Sing, sing, sing
The small woman pulls open the accordion door of the lift.
“The lift has only broken down once in four years, ” she says, twice, and I notice something about her, the dense green sheen of her eyeshadow, or maybe the cheerfulness in her eyes. There’s a soft silence as we push our bodies into the small, metallic space, our eyes fixed on the strips of light and darkness as we move past the floors, towards the soft familiar sounds of old music.
It is dusk and the room is inviting, with its warm dim lights and wooden floorboards. On one side the city skyline stretches out through large and generous windows. It is dark purple and warm pink, at once imperious and gentle, pierced by the sharp lines of the Shard. It’s been a while since I last came to this swing class. A few weeks ago the days were longer, sun streamed through the windows, and I danced, eyes closed, wishing these blissful Sunday afternoons would never end.
The faces in the room are familiar, still. There’s Y, the smiling frenchman, and A with his quiffy mohawk and black piercings. His girlfriend Bug gives me a hug, her pretty round doll’s face framed by a green floral shirt and an inky scarf tied artfully in her short red hair. F is there, of course, with the pale skin and dark circles that have shadowed me from Shoreditch to Farringdon, Angel to Bethnal Green. E stands like a gauche praying mantis, all long limbs and open happy features, a small pork pie hat pushed back on his head.
After class we head for the pub across the road. The barmaid has bottle black hair and orange skin; her accent is thick and heavy. On a stool by the bar sits a fat persian cat, his face screwed up in disdain as I stroke his grey and white fur. “He’s a pedigree, he is. He never leaves the pub,” says the old man on the stool next to him. His eyes are glassy and his nose is bulbous and red.
We are tired and sweaty, and we sit with the awkwardness of strangers who have been in each other’s arms. I am fond of them, these familiar acquaintances, fond of their enthusiasm for dancing and laughing and things that are warm and bright. All around the room are portraits of dogs in military uniform.

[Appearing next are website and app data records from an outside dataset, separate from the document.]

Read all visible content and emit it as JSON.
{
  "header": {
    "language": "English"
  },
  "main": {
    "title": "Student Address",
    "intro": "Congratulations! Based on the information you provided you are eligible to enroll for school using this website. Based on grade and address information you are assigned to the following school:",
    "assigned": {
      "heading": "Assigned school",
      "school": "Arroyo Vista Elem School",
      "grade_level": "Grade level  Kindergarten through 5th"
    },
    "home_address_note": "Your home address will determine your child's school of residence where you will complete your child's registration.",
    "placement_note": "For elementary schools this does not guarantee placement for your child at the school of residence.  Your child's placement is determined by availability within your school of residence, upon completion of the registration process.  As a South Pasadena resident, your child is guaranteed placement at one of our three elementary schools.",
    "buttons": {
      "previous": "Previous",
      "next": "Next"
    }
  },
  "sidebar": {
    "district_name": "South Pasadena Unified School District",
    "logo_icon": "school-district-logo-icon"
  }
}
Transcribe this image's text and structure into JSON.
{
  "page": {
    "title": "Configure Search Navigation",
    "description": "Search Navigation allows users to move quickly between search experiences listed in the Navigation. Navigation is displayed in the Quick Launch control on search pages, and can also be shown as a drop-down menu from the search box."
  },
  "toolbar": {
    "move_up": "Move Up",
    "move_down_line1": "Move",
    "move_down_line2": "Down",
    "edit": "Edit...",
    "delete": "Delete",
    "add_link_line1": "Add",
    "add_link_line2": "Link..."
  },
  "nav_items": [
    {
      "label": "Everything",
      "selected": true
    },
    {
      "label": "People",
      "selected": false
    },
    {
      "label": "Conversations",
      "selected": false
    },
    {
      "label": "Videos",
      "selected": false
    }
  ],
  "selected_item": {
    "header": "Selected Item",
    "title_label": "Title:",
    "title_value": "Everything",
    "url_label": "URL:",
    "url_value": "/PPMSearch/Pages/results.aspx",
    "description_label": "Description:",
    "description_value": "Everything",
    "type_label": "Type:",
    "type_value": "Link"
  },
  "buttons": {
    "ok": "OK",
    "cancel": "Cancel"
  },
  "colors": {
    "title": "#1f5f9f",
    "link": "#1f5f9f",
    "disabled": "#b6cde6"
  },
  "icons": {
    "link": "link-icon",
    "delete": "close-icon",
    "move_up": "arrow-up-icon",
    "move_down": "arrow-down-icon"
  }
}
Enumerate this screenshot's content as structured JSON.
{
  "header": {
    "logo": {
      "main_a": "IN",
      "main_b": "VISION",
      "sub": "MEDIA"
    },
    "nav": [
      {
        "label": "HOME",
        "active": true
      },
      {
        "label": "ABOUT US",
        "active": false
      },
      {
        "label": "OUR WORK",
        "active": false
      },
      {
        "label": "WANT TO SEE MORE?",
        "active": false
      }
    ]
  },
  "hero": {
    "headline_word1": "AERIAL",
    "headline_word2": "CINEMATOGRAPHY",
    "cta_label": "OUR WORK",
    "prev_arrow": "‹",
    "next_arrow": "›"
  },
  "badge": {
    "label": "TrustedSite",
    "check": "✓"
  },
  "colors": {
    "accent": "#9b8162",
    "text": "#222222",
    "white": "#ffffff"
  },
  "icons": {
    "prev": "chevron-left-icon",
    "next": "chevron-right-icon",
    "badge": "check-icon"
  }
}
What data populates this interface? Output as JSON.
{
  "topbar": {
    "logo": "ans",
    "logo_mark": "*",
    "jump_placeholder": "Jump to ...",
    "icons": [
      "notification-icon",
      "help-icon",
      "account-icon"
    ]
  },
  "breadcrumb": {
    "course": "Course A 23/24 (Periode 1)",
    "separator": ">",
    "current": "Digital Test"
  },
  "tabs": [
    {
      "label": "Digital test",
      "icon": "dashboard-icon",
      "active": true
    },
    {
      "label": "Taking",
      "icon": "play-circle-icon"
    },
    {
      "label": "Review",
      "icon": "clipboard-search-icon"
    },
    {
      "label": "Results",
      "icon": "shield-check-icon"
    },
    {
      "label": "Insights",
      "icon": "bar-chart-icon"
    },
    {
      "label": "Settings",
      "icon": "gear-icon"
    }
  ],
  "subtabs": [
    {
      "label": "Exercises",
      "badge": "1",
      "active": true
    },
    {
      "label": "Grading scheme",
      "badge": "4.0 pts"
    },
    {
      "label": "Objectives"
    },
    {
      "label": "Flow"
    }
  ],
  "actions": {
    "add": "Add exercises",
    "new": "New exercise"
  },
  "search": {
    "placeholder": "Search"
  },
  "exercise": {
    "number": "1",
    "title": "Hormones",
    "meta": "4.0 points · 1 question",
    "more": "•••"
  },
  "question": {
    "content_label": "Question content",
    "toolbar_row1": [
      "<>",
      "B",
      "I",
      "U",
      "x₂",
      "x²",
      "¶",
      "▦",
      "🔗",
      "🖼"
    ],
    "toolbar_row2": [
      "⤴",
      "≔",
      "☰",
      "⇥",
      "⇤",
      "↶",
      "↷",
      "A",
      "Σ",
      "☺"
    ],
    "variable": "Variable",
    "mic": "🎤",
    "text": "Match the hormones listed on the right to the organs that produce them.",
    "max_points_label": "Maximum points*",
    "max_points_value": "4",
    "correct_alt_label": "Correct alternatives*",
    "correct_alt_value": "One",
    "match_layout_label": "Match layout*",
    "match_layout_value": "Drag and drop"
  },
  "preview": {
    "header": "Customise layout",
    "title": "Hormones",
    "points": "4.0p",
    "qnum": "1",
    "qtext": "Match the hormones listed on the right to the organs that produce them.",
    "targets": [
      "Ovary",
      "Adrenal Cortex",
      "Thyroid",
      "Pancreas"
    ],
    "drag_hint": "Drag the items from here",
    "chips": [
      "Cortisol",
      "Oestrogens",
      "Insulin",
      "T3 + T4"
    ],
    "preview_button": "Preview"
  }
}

A lone rubber spider hangs by the side of the bar, a remnant of Halloween. Fairy lights have been strung around the window: red, green and blue – a blinking, colourful frame for the sickly potted plant and the greying man who sit beneath it. He is slumped in his seat in brown corduroy trousers. There are wisps of white hair on his chin and temples, and something in his face, something in the grey papery pallor of his skin and the sunken line of his lips tells me with certainty that he has months, maybe weeks to live. Red, green and blue. Blink, blink, blink.
The old man with the bulbous nose shuffles over to the jukebox and feeds it a few coins. He pokes at the buttons, leans back against the bar, opens his arms wide, and sings:
When I was just a little girl
I asked my mother, what will I be
Will I be pretty, will I be rich
Here’s what she said to me.
Que Sera, Sera,
Whatever will be, will be
The future’s not ours, to see
Que Sera, Sera
What will be, will be.